Drive smarter, not harder
Only drive as much as you need to. If you can combine trips, do it. If you can carpool, even better.
If parking spots are scarce, take the first one you find. If you can take the bus or train to work and it is cheaper than driving, do it. If you can ride a bicycle or walk to your destination, get some exercise while saving gas.
If you’re stuck in bumper-to-bumper traffic, take a lesson from the trucks – ever notice how they don’t stop and go but keep rolling at a very slow, leisurely pace? They do that so they don’t have to keep switching gears (most trucks have manual transmissions) but it also saves gas because it takes less fuel to keep a vehicle moving than it does to take off from a full stop.
Know when to run the air conditioner
It has been said by many that running the air conditioner can burn through gas quickly. This is true only if you are doing city driving or are in stop-and-go traffic.
If you are not driving on the highway, by all means, open the windows instead of running the A/C. If you are driving on the highway, running the air conditioner is fine.
Keeping the windows up and the A/C on while on the highway cuts way down on wind resistance, thus burning less gas.
Drive more efficiently

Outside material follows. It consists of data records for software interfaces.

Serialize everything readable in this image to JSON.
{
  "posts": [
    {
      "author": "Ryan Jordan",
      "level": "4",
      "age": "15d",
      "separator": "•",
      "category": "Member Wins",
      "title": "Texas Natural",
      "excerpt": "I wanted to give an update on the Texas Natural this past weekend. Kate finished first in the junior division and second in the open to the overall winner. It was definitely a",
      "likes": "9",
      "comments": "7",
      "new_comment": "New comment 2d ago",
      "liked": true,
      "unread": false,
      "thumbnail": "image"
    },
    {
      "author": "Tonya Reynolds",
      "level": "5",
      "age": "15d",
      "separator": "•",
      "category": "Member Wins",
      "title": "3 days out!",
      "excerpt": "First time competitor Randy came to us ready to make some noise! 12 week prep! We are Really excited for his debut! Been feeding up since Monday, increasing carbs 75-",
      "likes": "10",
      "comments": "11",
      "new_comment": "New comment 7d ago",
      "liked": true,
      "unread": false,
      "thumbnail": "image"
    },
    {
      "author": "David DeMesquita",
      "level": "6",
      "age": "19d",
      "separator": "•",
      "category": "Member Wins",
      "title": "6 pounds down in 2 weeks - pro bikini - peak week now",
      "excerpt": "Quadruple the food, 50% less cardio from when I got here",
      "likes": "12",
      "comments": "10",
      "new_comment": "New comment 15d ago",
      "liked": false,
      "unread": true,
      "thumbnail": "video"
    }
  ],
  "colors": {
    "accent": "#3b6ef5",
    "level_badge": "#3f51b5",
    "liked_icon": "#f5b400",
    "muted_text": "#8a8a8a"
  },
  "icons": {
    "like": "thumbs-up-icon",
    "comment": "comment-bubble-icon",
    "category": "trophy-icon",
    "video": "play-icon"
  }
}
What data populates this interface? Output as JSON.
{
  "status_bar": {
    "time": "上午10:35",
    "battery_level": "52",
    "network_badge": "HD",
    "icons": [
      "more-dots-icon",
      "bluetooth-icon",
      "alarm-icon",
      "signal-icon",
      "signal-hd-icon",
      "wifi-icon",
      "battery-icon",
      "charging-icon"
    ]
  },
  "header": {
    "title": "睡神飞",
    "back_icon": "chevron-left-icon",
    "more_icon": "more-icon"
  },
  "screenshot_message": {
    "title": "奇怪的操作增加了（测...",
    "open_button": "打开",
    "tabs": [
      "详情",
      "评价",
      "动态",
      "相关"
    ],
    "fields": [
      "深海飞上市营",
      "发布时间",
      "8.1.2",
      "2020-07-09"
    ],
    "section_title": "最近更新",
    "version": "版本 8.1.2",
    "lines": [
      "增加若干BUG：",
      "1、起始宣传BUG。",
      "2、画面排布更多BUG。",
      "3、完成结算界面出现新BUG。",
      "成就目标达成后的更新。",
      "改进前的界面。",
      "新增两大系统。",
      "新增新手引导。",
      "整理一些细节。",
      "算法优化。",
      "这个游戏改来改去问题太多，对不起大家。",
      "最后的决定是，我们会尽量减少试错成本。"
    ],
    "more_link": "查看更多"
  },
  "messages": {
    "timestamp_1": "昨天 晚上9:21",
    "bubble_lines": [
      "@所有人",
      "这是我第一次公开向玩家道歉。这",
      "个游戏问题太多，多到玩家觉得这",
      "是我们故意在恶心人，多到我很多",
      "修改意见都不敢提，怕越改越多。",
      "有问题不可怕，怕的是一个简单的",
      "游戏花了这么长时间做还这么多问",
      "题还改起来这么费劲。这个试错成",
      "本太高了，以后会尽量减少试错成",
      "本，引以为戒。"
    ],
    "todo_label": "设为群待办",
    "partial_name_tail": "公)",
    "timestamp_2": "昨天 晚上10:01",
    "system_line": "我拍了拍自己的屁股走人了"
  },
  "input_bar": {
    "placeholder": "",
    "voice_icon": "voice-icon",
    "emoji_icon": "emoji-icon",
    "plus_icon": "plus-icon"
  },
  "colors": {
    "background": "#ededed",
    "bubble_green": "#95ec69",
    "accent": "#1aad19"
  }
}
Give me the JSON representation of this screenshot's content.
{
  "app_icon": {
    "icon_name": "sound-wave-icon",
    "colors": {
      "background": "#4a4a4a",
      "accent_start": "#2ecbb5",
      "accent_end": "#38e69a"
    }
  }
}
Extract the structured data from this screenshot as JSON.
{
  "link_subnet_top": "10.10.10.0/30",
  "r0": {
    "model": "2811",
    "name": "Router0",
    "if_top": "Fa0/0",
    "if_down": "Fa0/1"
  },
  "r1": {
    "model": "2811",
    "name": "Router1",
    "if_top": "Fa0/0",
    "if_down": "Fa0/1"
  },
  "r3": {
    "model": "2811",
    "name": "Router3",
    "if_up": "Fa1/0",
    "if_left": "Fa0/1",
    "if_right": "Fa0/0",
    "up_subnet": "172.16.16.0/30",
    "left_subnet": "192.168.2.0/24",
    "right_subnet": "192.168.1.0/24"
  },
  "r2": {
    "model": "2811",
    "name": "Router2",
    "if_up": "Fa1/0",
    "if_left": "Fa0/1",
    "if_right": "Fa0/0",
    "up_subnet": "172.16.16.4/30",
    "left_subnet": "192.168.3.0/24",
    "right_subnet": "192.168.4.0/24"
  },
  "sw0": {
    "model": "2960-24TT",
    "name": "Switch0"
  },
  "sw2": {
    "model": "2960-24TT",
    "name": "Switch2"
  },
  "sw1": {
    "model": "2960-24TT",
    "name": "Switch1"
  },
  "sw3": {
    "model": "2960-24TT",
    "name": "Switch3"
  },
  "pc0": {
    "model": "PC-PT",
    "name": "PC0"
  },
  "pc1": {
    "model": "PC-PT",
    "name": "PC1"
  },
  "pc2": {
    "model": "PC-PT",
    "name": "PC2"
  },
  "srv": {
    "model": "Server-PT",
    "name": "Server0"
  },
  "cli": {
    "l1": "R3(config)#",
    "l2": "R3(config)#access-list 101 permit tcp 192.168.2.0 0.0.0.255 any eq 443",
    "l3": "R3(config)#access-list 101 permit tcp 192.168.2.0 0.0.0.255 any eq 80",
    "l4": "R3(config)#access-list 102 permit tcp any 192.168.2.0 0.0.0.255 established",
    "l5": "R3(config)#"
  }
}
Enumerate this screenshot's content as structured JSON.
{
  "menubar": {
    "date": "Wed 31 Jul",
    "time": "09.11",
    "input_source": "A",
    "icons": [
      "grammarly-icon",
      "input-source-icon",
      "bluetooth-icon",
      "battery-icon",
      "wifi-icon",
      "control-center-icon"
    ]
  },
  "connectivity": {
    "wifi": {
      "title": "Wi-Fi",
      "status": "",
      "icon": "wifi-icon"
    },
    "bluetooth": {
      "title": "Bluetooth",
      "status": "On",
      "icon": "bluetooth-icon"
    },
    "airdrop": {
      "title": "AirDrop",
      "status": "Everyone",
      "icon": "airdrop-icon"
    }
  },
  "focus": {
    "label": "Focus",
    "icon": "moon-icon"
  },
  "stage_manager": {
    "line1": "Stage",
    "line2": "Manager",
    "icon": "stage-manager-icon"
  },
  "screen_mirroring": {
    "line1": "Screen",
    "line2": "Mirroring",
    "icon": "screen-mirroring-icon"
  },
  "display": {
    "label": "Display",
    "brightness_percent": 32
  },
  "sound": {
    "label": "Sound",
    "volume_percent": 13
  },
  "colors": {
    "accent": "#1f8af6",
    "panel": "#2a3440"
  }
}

It can be tempting to put the pedal to the metal when the light turns green but doing that can empty your gas tank quicker than you think.
Studies have shown that accelerating moderately and stopping gradually may cut gas consumption by as much as 35%. Some experts even suggest that, when a light turns green, you should take your foot off the brake, let the car get to its coasting speed on its own (if the vehicle has an automatic transmission), and then accelerate. It only takes a few extra seconds and could help you save gas.
Map it out
Technology has gotten to the point where it can help you save gas. Before you take a trip, use a map app or a mapping website to calculate the shortest and fastest route to your destination.
If you do it right before you leave, you can even check the traffic to see if you might get stuck. If traffic is heavy, you can adjust your route accordingly.
Be a frugal shopper
When looking for a place to fill up, be choosy. It is perfectly reasonable to look for a gas station with the lowest price. You don’t have to drive around to do it either.
Thanks to advances in technology, you can now use a smartphone to look up gas prices with cheap-gas-finding apps. If you don’t have a smartphone, there are quite a few websites that can help you find places to buy less expensive fuel.
Another thing to be on the lookout for is gas stations that charge you more to pay with a credit card than cash. Keep some cash on you or hit an ATM before filling up to avoid being charged more.